In the territory of human experience beyond words, just a few symbols are needed. One is the lighting of a candle. It is such a simple symbol. But universally powerfully.
I’ve participated in two events in Watertown recently for those who are grieving or sad during the holiday season. One was the “Blue Christmas” service at my church, and the other was the Candlelighting Gathering at Mt. Auburn Cemetery. Both gatherings were broadly ecumenical. Both included lots of lovely music and words. Really thoughtful choices were made about every aspect of both gatherings.
But in the end, it was all about the candles. As people came forward and lit a candle in memory of their beloved, a beautiful halo of light grew near an altar. Everyone there was united by their need to light a candle, by the ritual of doing it, and by the apophatic mystery of their own capacity to go on after the end of a dream.
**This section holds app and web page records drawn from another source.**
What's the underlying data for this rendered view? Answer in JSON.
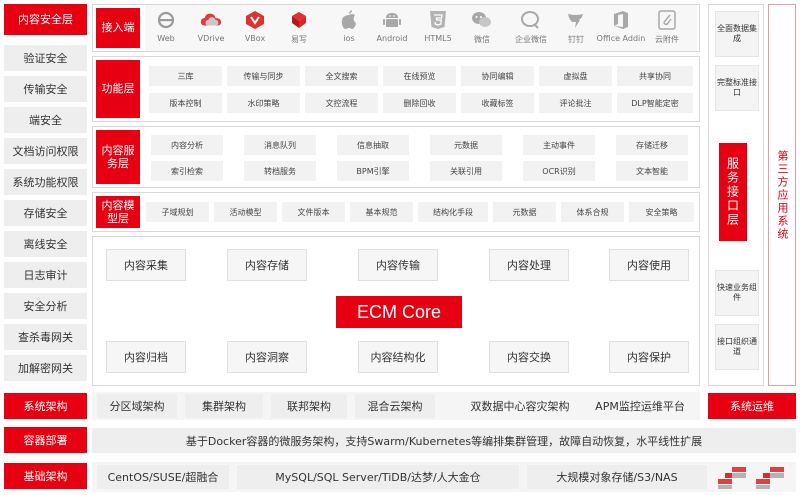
{
  "left_panel": {
    "title": "内容安全层",
    "items": [
      "验证安全",
      "传输安全",
      "端安全",
      "文档访问权限",
      "系统功能权限",
      "存储安全",
      "离线安全",
      "日志审计",
      "安全分析",
      "查杀毒网关",
      "加解密网关"
    ]
  },
  "access_layer": {
    "label": "接入端",
    "clients": [
      {
        "name": "Web",
        "icon": "ie-icon"
      },
      {
        "name": "VDrive",
        "icon": "cloud-icon"
      },
      {
        "name": "VBox",
        "icon": "vbox-icon"
      },
      {
        "name": "易写",
        "icon": "write-icon"
      },
      {
        "name": "ios",
        "icon": "apple-icon"
      },
      {
        "name": "Android",
        "icon": "android-icon"
      },
      {
        "name": "HTML5",
        "icon": "html5-icon"
      },
      {
        "name": "微信",
        "icon": "wechat-icon"
      },
      {
        "name": "企业微信",
        "icon": "wechat-work-icon"
      },
      {
        "name": "钉钉",
        "icon": "dingtalk-icon"
      },
      {
        "name": "Office Addin",
        "icon": "office-icon"
      },
      {
        "name": "云附件",
        "icon": "attachment-icon"
      }
    ]
  },
  "function_layer": {
    "label": "功能层",
    "row1": [
      "三库",
      "传输与同步",
      "全文搜索",
      "在线预览",
      "协同编辑",
      "虚拟盘",
      "共享协同"
    ],
    "row2": [
      "版本控制",
      "水印策略",
      "文控流程",
      "删除回收",
      "收藏标签",
      "评论批注",
      "DLP智能定密"
    ]
  },
  "content_service_layer": {
    "label": "内容服务层",
    "row1": [
      "内容分析",
      "消息队列",
      "信息抽取",
      "元数据",
      "主动事件",
      "存储迁移"
    ],
    "row2": [
      "索引检索",
      "转档服务",
      "BPM引擎",
      "关联引用",
      "OCR识别",
      "文本智能"
    ]
  },
  "content_model_layer": {
    "label": "内容模型层",
    "items": [
      "子域规划",
      "活动模型",
      "文件版本",
      "基本规范",
      "结构化手段",
      "元数据",
      "体系合规",
      "安全策略"
    ]
  },
  "core": {
    "title": "ECM Core",
    "top": [
      "内容采集",
      "内容存储",
      "内容传输",
      "内容处理",
      "内容使用"
    ],
    "bottom": [
      "内容归档",
      "内容洞察",
      "内容结构化",
      "内容交换",
      "内容保护"
    ]
  },
  "right_panel": {
    "items_top": [
      "全面数据集成",
      "完整标准接口"
    ],
    "service_interface": "服务接口层",
    "items_bottom": [
      "快速业务组件",
      "接口组织通道"
    ],
    "third_party": "第三方应用系统"
  },
  "system_arch": {
    "label": "系统架构",
    "items": [
      "分区域架构",
      "集群架构",
      "联邦架构",
      "混合云架构",
      "双数据中心容灾架构",
      "APM监控运维平台"
    ],
    "ops": "系统运维"
  },
  "container": {
    "label": "容器部署",
    "text": "基于Docker容器的微服务架构，支持Swarm/Kubernetes等编排集群管理，故障自动恢复，水平线性扩展"
  },
  "infra": {
    "label": "基础架构",
    "items": [
      "CentOS/SUSE/超融合",
      "MySQL/SQL Server/TiDB/达梦/人大金仓",
      "大规模对象存储/S3/NAS"
    ]
  },
  "colors": {
    "accent": "#e60012",
    "grey": "#eeeeee"
  }
}
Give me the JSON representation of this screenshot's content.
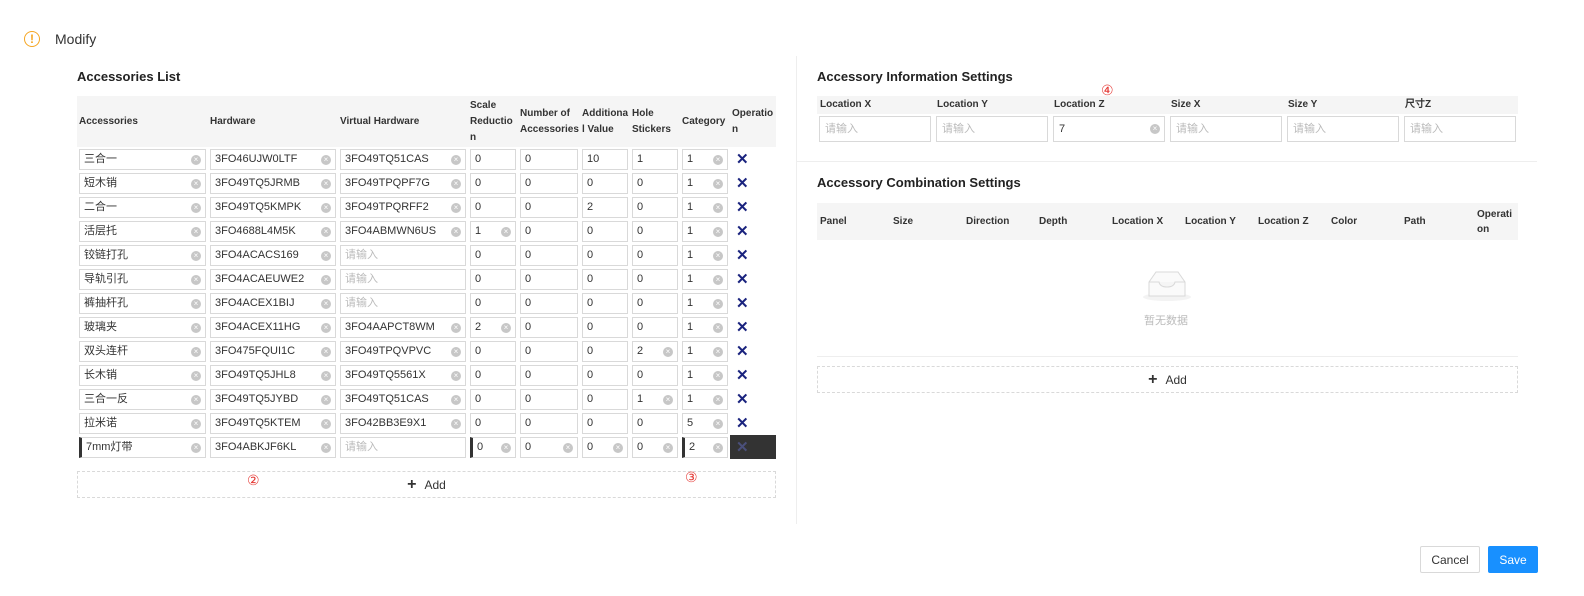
{
  "header": {
    "title": "Modify"
  },
  "accessories": {
    "title": "Accessories List",
    "columns": [
      "Accessories",
      "Hardware",
      "Virtual Hardware",
      "Scale Reductio n",
      "Number of Accessories",
      "Additiona l Value",
      "Hole Stickers",
      "Category",
      "Operatio n"
    ],
    "placeholder": "请输入",
    "rows": [
      [
        "三合一",
        "3FO46UJW0LTF",
        "3FO49TQ51CAS",
        "0",
        "0",
        "10",
        "1",
        "1"
      ],
      [
        "短木销",
        "3FO49TQ5JRMB",
        "3FO49TPQPF7G",
        "0",
        "0",
        "0",
        "0",
        "1"
      ],
      [
        "二合一",
        "3FO49TQ5KMPK",
        "3FO49TPQRFF2",
        "0",
        "0",
        "2",
        "0",
        "1"
      ],
      [
        "活层托",
        "3FO4688L4M5K",
        "3FO4ABMWN6US",
        "1",
        "0",
        "0",
        "0",
        "1"
      ],
      [
        "铰链打孔",
        "3FO4ACACS169",
        "",
        "0",
        "0",
        "0",
        "0",
        "1"
      ],
      [
        "导轨引孔",
        "3FO4ACAEUWE2",
        "",
        "0",
        "0",
        "0",
        "0",
        "1"
      ],
      [
        "裤抽杆孔",
        "3FO4ACEX1BIJ",
        "",
        "0",
        "0",
        "0",
        "0",
        "1"
      ],
      [
        "玻璃夹",
        "3FO4ACEX11HG",
        "3FO4AAPCT8WM",
        "2",
        "0",
        "0",
        "0",
        "1"
      ],
      [
        "双头连杆",
        "3FO475FQUI1C",
        "3FO49TPQVPVC",
        "0",
        "0",
        "0",
        "2",
        "1"
      ],
      [
        "长木销",
        "3FO49TQ5JHL8",
        "3FO49TQ5561X",
        "0",
        "0",
        "0",
        "0",
        "1"
      ],
      [
        "三合一反",
        "3FO49TQ5JYBD",
        "3FO49TQ51CAS",
        "0",
        "0",
        "0",
        "1",
        "1"
      ],
      [
        "拉米诺",
        "3FO49TQ5KTEM",
        "3FO42BB3E9X1",
        "0",
        "0",
        "0",
        "0",
        "5"
      ],
      [
        "7mm灯带",
        "3FO4ABKJF6KL",
        "",
        "0",
        "0",
        "0",
        "0",
        "2"
      ]
    ],
    "add_label": "Add",
    "markers": [
      "②",
      "③"
    ]
  },
  "info_settings": {
    "title": "Accessory Information Settings",
    "marker": "④",
    "columns": [
      "Location X",
      "Location Y",
      "Location Z",
      "Size X",
      "Size Y",
      "尺寸Z"
    ],
    "values": [
      "",
      "",
      "7",
      "",
      "",
      ""
    ],
    "placeholder": "请输入"
  },
  "combination_settings": {
    "title": "Accessory Combination Settings",
    "columns": [
      "Panel",
      "Size",
      "Direction",
      "Depth",
      "Location X",
      "Location Y",
      "Location Z",
      "Color",
      "Path",
      "Operati on"
    ],
    "empty_text": "暂无数据",
    "add_label": "Add"
  },
  "footer": {
    "cancel_label": "Cancel",
    "save_label": "Save"
  },
  "colors": {
    "primary": "#1890ff",
    "warning": "#f5a623",
    "marker": "#e53935",
    "delete": "#1a237e"
  }
}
As a speaker at both events, I felt almost as if my words were in the way. I know they weren’t really — someone had to say something — but anything i could offer would be simply a frame within which people could *do* their hope, by walking forward and lighting a candle.
To all who are grieving at this time of year: peace and healing of heart to you. To those who are watching and waiting in the dark by the light of a candle: may the silence be like a blanket around your soul and the warmth of the candle a sign that spring will come.